# ACCUPLACER College-Level Test Help...

• May 23rd 2009, 11:57 AM
BeSweeet
ACCUPLACER College-Level Test Help...
I'll be taking the math portion of the ACCUPLACER test on Tuesday. There are three portions of the math test: basic arithmetic, elementary algebra, and college-level math.

For the first two portions, I can ace those easily. But when I get to the college-level math, it's extremely confusing to me.

Here is a PDF (that contains sample questions for the test) that I've been working on: http://professionals.collegeboard.co...r-students.pdf

Questions 1-10 of the "College-Level Mathematics Test" portion is the area that gets me.

For problem 1, I figured I could just subtract the exponents, which would result in 2/2, which then results in 1, so there is virtually no exponents. So, the problem would look like 2-2, which would equal 0, but that isn't a choice. I'm pretty sure I'm doing something wrong somewhere...

For problems 2-5, I just have no idea of what to do.

For problem 6, I feel as if there isn't enough information in the problem to figure out the answer. It wants to know how many two-bedroom apartments there were. I don't see how someone could find that out...

For problems 7-10, I just have no idea of what to do.

I kinda feel like a retard... I learned this stuff in Advanced Math and I already forgot it :(.
• May 23rd 2009, 01:41 PM
skeeter
Quote:

Originally Posted by BeSweeet
I'll be taking the math portion of the ACCUPLACER test on Tuesday. There are three portions of the math test: basic arithmetic, elementary algebra, and college-level math.

For the first two portions, I can ace those easily. But when I get to the college-level math, it's extremely confusing to me.

Here is a PDF (that contains sample questions for the test) that I've been working on: http://professionals.collegeboard.co...r-students.pdf

Questions 1-10 of the "College-Level Mathematics Test" portion is the area that gets me.

For problem 1, I figured I could just subtract the exponents, which would result in 2/2, which then results in 1, so there is virtually no exponents. So, the problem would look like 2-2, which would equal 0, but that isn't a choice. I'm pretty sure I'm doing something wrong somewhere...

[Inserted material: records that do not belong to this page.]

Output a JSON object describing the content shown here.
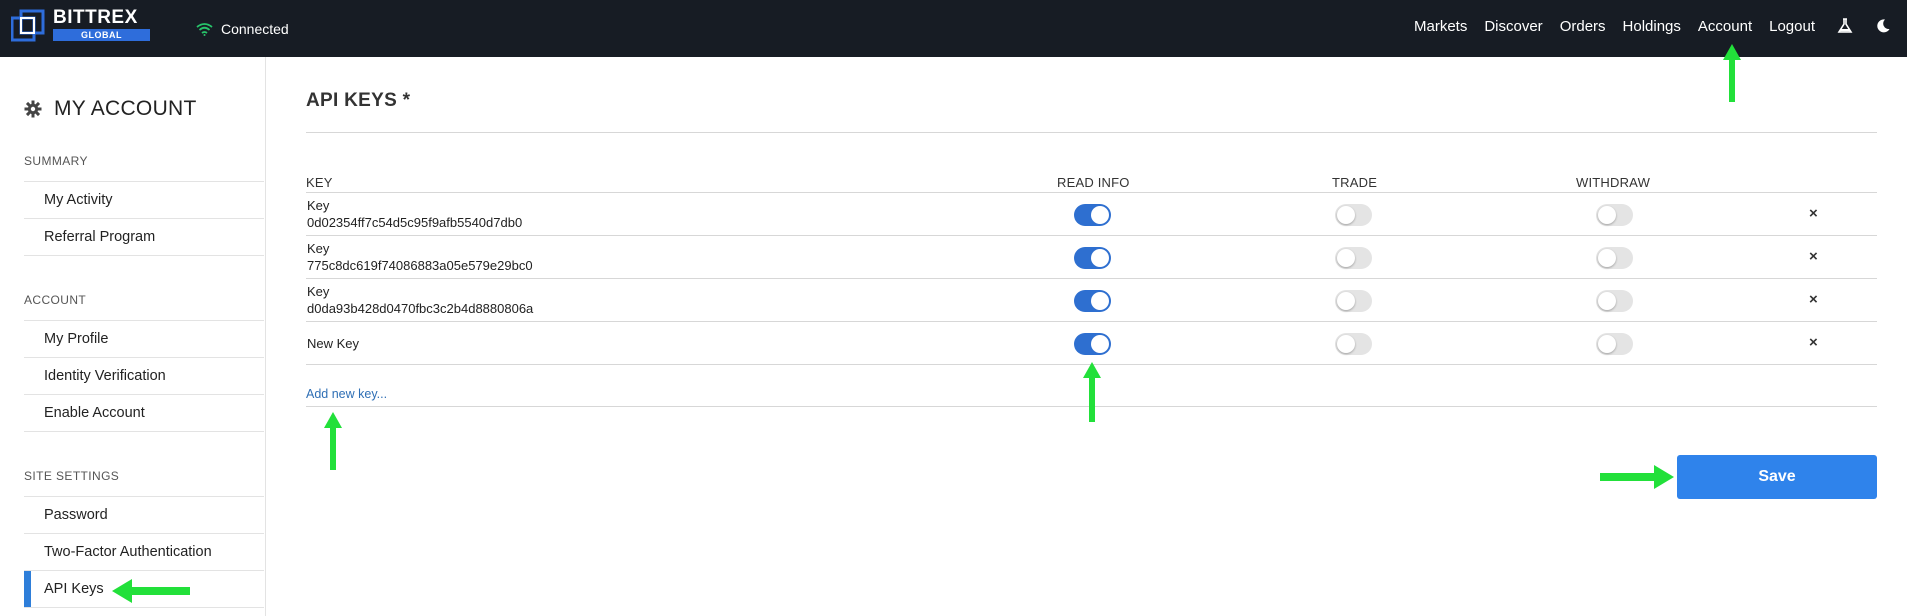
{
  "header": {
    "brand": "BITTREX",
    "brand_sub": "GLOBAL",
    "connection_status": "Connected",
    "nav": [
      "Markets",
      "Discover",
      "Orders",
      "Holdings",
      "Account",
      "Logout"
    ],
    "icons": [
      "flask-icon",
      "moon-icon"
    ]
  },
  "sidebar": {
    "title": "MY ACCOUNT",
    "sections": [
      {
        "label": "SUMMARY",
        "items": [
          "My Activity",
          "Referral Program"
        ]
      },
      {
        "label": "ACCOUNT",
        "items": [
          "My Profile",
          "Identity Verification",
          "Enable Account"
        ]
      },
      {
        "label": "SITE SETTINGS",
        "items": [
          "Password",
          "Two-Factor Authentication",
          "API Keys"
        ]
      }
    ],
    "active_item": "API Keys"
  },
  "main": {
    "title": "API KEYS *",
    "columns": [
      "KEY",
      "READ INFO",
      "TRADE",
      "WITHDRAW"
    ],
    "rows": [
      {
        "label": "Key",
        "key": "0d02354ff7c54d5c95f9afb5540d7db0",
        "read_info": true,
        "trade": false,
        "withdraw": false
      },
      {
        "label": "Key",
        "key": "775c8dc619f74086883a05e579e29bc0",
        "read_info": true,
        "trade": false,
        "withdraw": false
      },
      {
        "label": "Key",
        "key": "d0da93b428d0470fbc3c2b4d8880806a",
        "read_info": true,
        "trade": false,
        "withdraw": false
      },
      {
        "label": "New Key",
        "key": "",
        "read_info": true,
        "trade": false,
        "withdraw": false
      }
    ],
    "delete_glyph": "×",
    "add_link": "Add new key...",
    "save_label": "Save"
  },
  "colors": {
    "topbar": "#171c24",
    "accent": "#2e6fd0",
    "save_button": "#2f83eb",
    "annotation_arrow": "#22e03a"
  }
}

For problems 2-5, I just have no idea of what to do.

For problem 6, I feel as if there isn't enough information in the problem to figure out the answer. It wants to know how many two-bedroom apartments there were. I don't see how someone could find that out...

For problems 7-10, I just have no idea of what to do.

I kinda feel like a retard... I learned this stuff in Advanced Math and I already forgot it :(.

you are missing a lot of basic algebra knowledge ... your thinking on #1 shows you need to relearn those basic algebra skills that you forgot.

$2^{\frac{5}{2}} - 2^{\frac{3}{2}} = 2^{\frac{3}{2}}$

if you don't know why, then let the ACCUPLACER test do its job ... to accurately place you in the correct starting course.
• May 23rd 2009, 03:40 PM
BeSweeet
:(

I don't wanna have to take a math class where I get no credits for.

Is there a website where I can quickly refresh myself of this stuff?
• May 23rd 2009, 04:05 PM
skeeter
• May 23rd 2009, 05:16 PM
tennisplaya999
$2^{\frac{5}{2}} - 2^{\frac{3}{2}} = 2^{\frac{3}{2}}
=\sqrt{2^4}\sqrt{2}-\sqrt{2^2}\sqrt{2}=4\sqrt{2}-2\sqrt{2}=2^1*2^{\frac{1}{2}}=2^{\frac{3}{2}}

$
• May 23rd 2009, 05:36 PM
skeeter
Quote:

Originally Posted by tennisplaya999
$2^{\frac{5}{2}} - 2^{\frac{3}{2}} = 2^{\frac{3}{2}}
=\sqrt{2^4}\sqrt{2}-\sqrt{2^2}\sqrt{2}=4\sqrt{2}-2\sqrt{2}=2^1*2^{\frac{1}{2}}=2^{\frac{3}{2}}

$

$2^{\frac{5}{2}} - 2^{\frac{3}{2}}$

factor ...

$2^{\frac{3}{2}}(2 - 1) = 2^{\frac{3}{2}} \cdot 1 = 2^{\frac{3}{2}}$
• May 25th 2009, 11:15 AM
BeSweeet
Quote:

Originally Posted by tennisplaya999
$2^{\frac{5}{2}} - 2^{\frac{3}{2}} = 2^{\frac{3}{2}}
=\sqrt{2^4}\sqrt{2}-\sqrt{2^2}\sqrt{2}=4\sqrt{2}-2\sqrt{2}=2^1*2^{\frac{1}{2}}=2^{\frac{3}{2}}

$

That is something I can't remember ever learning.

I think I'll do fine on the test. I've doing several different practice ACCUPLACER math tests and I did good on all of them (I got about 10/20 right on the college-level math part).